Background: Physical therapy (PT) in the inpatient setting is a limited and valuable resource. Inappropriate PT consultation is costly and can lead to delays in care. Overutilization of inpatient PT services is an increasingly recognized problem. Patients with minimal or no functional limitations frequently receive PT evaluation, diverting resources and delaying care for the patients with the greatest need. Delays in discharge to patients who require post-acute rehabilitation may worsen hospital-associated disability and is associated with a prolonged functional recovery. These delays in discharge are thought to represent significant cost to the medical system. Additionally, delays in care, high patient volumes, and time wasted screening inappropriate consults may contribute to reduced job satisfaction for physical therapists and other team members. Various nursing tools exist to better triage PT resources, including the Activity Measure-Post Acute Care (AM-PAC) score. Baseline data at an academic hospital revealed that approximately one in four PT consults were inappropriate (N=29,230) across all services, as defined by AM-PAC score of >22.

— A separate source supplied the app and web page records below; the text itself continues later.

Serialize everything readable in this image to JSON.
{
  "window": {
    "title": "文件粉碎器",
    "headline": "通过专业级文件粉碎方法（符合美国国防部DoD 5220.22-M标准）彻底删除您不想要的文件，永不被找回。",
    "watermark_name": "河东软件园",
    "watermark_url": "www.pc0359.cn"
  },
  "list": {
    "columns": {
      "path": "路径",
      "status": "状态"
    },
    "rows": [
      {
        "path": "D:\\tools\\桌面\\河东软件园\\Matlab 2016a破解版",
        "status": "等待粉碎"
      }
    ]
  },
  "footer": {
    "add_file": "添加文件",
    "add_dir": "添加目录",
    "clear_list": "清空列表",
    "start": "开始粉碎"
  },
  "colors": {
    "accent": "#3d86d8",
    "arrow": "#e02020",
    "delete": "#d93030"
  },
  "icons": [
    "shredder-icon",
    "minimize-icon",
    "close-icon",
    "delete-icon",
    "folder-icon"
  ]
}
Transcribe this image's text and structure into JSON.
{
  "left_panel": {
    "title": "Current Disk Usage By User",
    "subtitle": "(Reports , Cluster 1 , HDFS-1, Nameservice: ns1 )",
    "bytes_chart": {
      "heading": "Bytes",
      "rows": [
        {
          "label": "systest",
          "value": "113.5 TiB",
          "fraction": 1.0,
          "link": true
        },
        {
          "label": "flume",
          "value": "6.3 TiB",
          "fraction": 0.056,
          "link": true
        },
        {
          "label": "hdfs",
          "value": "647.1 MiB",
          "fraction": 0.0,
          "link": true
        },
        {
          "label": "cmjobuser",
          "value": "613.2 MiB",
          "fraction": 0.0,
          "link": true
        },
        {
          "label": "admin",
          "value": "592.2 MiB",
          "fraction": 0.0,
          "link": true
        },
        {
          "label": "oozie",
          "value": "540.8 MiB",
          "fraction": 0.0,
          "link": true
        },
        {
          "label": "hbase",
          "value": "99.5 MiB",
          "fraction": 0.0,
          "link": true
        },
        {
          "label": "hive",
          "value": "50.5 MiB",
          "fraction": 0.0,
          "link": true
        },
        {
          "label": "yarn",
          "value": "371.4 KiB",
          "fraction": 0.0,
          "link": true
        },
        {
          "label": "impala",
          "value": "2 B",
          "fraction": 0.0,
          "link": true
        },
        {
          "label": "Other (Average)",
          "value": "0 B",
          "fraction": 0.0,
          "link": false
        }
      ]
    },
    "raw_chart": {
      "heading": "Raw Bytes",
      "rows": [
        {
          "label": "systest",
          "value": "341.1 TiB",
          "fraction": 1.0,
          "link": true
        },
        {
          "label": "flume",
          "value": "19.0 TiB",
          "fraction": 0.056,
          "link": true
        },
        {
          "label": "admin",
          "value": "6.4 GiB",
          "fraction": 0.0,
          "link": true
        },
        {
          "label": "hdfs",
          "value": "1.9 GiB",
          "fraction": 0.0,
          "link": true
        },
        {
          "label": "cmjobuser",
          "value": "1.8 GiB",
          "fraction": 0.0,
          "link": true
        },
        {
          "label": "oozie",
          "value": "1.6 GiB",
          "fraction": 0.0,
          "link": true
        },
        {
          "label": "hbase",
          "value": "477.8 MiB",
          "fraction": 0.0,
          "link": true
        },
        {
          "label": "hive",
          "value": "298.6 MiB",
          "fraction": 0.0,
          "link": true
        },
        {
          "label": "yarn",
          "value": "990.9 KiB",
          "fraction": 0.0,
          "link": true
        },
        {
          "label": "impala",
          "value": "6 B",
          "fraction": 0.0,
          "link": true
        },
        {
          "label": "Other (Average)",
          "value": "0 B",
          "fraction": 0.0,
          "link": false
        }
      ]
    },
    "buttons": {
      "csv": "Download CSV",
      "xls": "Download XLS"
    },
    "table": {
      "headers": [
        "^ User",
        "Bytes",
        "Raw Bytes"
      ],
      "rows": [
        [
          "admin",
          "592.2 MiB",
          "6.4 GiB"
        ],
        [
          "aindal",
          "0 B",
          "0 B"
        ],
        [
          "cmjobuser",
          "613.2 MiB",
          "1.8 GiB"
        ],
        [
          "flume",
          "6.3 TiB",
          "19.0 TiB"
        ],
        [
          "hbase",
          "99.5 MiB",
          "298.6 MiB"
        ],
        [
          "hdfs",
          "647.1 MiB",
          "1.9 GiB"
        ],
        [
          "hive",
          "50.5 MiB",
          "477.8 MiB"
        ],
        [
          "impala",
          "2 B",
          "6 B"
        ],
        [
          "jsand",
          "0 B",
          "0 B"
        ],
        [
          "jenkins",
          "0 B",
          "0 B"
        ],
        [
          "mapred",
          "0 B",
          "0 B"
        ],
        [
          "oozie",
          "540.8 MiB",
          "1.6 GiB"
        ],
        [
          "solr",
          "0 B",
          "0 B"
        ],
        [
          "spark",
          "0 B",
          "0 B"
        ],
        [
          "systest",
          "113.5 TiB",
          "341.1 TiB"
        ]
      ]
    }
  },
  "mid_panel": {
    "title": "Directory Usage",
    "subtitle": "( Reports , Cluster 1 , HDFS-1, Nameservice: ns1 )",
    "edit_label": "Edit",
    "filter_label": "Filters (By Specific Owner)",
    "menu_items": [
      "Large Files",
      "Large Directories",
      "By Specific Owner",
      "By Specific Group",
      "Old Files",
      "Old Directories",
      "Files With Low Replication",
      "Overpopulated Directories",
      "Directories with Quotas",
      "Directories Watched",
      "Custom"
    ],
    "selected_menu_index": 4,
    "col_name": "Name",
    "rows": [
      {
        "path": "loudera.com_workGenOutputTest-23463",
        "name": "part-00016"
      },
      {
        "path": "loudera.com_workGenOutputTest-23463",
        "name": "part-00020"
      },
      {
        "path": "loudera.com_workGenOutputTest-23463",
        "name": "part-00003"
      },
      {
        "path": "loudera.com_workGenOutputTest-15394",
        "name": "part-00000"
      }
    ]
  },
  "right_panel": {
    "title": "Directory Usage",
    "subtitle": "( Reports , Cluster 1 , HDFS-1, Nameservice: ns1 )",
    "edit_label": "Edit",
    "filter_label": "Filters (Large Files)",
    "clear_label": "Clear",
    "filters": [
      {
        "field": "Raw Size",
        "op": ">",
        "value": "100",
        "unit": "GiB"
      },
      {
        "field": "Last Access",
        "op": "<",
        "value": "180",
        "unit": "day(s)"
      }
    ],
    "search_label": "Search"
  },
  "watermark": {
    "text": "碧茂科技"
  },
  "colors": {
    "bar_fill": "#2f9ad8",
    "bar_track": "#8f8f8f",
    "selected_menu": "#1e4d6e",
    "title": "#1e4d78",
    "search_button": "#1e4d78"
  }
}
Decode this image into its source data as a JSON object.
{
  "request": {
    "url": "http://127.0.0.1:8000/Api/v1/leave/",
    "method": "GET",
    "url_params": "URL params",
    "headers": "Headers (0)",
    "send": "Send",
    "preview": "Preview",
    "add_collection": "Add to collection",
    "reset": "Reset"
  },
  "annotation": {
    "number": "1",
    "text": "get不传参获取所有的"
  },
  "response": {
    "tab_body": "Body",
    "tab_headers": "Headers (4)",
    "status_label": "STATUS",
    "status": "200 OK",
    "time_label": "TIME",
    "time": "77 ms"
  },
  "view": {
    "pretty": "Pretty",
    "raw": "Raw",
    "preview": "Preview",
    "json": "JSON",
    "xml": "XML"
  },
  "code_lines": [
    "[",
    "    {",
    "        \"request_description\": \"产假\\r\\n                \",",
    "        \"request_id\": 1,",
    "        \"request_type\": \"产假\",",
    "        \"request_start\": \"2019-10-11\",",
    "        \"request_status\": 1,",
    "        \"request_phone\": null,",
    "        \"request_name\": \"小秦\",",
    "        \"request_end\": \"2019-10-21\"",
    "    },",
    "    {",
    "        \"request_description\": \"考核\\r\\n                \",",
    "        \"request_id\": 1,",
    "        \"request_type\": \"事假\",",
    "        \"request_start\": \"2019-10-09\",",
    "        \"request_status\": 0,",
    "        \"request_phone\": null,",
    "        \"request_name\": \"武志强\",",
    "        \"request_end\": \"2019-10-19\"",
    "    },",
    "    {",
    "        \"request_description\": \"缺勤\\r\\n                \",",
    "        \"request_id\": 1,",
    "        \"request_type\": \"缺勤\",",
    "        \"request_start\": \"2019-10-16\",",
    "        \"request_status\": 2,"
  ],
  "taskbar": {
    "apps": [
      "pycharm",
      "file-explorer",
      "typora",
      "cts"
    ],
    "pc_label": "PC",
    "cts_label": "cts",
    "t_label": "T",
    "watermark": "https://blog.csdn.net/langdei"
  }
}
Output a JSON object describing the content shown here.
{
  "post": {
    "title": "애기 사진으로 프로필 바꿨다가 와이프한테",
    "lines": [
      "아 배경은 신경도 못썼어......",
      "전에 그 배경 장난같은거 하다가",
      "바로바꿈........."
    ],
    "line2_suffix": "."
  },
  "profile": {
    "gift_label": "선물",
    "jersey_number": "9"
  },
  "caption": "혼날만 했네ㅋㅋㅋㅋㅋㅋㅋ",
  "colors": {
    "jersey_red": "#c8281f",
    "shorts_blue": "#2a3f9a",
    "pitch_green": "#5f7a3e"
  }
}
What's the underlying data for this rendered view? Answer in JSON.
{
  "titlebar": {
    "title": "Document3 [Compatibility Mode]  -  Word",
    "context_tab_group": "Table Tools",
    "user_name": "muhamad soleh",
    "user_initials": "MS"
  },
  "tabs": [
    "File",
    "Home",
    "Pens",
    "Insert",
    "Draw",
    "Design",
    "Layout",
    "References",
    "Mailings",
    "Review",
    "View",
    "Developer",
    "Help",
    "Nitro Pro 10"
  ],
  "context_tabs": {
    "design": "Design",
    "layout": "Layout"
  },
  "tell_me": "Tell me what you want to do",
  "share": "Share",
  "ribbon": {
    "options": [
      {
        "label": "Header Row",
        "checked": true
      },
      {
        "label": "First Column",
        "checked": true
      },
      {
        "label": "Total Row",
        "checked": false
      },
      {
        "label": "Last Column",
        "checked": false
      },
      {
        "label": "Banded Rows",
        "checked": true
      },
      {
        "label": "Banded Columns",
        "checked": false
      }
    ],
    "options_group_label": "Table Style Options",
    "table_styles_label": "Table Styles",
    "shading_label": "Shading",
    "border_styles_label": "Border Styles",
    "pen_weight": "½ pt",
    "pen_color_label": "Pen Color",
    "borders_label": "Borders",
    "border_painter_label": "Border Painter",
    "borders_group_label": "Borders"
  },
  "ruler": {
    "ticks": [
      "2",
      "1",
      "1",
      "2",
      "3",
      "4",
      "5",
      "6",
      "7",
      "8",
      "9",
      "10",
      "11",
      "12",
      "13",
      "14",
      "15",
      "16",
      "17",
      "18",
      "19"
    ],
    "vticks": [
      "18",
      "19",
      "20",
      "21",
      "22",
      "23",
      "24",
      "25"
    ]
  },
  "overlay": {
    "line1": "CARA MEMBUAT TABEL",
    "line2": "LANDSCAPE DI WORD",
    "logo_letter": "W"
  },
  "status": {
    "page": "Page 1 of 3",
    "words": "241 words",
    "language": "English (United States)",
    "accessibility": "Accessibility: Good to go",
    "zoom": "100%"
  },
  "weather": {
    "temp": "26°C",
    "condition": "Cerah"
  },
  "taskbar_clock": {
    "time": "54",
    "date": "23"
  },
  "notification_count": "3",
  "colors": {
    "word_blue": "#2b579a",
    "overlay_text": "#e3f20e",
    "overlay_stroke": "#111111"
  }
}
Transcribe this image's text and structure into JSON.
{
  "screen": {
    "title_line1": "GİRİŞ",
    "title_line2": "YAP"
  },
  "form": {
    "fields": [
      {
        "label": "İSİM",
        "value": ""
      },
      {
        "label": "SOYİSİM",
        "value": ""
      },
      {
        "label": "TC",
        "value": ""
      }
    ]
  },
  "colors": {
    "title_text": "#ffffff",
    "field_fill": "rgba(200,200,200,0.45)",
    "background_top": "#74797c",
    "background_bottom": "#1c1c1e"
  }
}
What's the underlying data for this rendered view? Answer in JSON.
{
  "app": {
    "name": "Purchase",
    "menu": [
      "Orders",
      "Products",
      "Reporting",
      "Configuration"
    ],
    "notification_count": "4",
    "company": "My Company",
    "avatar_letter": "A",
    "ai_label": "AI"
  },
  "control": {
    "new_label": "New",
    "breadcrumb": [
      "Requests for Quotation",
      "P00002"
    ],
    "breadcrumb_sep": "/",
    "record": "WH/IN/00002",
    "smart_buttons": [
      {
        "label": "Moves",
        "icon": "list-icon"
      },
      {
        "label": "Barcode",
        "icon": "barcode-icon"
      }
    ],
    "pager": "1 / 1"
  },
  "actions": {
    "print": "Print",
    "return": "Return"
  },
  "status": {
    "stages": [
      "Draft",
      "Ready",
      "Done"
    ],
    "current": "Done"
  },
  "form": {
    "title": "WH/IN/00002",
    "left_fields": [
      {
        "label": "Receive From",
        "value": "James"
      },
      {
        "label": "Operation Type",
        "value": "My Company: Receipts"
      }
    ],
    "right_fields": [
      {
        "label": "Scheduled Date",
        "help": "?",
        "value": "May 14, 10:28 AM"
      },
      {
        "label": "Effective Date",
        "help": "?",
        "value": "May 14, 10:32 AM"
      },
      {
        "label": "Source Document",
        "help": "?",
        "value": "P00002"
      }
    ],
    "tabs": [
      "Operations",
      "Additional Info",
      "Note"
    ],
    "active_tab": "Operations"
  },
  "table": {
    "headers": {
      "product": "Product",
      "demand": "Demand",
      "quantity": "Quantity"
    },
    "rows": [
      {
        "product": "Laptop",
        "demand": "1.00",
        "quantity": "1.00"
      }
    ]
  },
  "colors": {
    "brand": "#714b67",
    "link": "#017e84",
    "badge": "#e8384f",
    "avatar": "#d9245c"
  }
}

Methods: To understand the extent of physical therapy (PT) overutilization at our institution, we analyzed a retrospective cohort of patients who received PT consults over a two-year period across all services including ED, medicine, surgery, and ICU patients at the University of Colorado Hospital via EHR data abstraction. Analysis demonstrated that 23.9% of PT consults were inappropriate hospital-wide. A multidisciplinary team comprised of nurses, physical therapists, care managers, informaticists, and physicians convened to construct a process map of PT ordering and performed a root cause analysis. Recurring themes included 1) providers were often unfamiliar with AM-PAC and the implications regarding need for physical therapy, 2) Typical day-to-day interactions between providers and patients often fail to capture a patient’s functional mobility, and 3) providers often order physical therapy consults at the request of the bedside nurse. Based on the root-cause analysis, two interventions were designed. The first was a modified EHR order designed with the assistance of a clinical informaticist that incorporated the patient’s AM-PAC score to provide clinical decision support suggesting an alternative to PT if AM-PAC was >22. The second was redistribution of PT ordering responsibility primarily to nursing staff, with the ability for other providers to order if needed. Interventions were rolled out in a stepwise fashion with the modified epic order going live in April 2021 and the ordering responsibility redistribution going live in 2021.

Results: Post-intervention, the average number of inappropriate PT consults was obtained via EHR data extraction. The average monthly percentage fell from an average of 23.9% pre-intervention to less than 10%, sustained for five months during the post-intervention period (Figure 1).

Conclusions: Our research demonstrates the power of utilizing traditional quality improvement tools to mitigate waste in the healthcare system. The rate of inappropriate PT consults fell from a baseline of approximately 23.9%% to less than 10% sustained in the post-intervention period. Our multifaceted interventions likely reduced the number of unnecessary PT consults and can be used to facilitate more expedient evaluation of patients truly needing PT.

IMAGE 1: Figure 1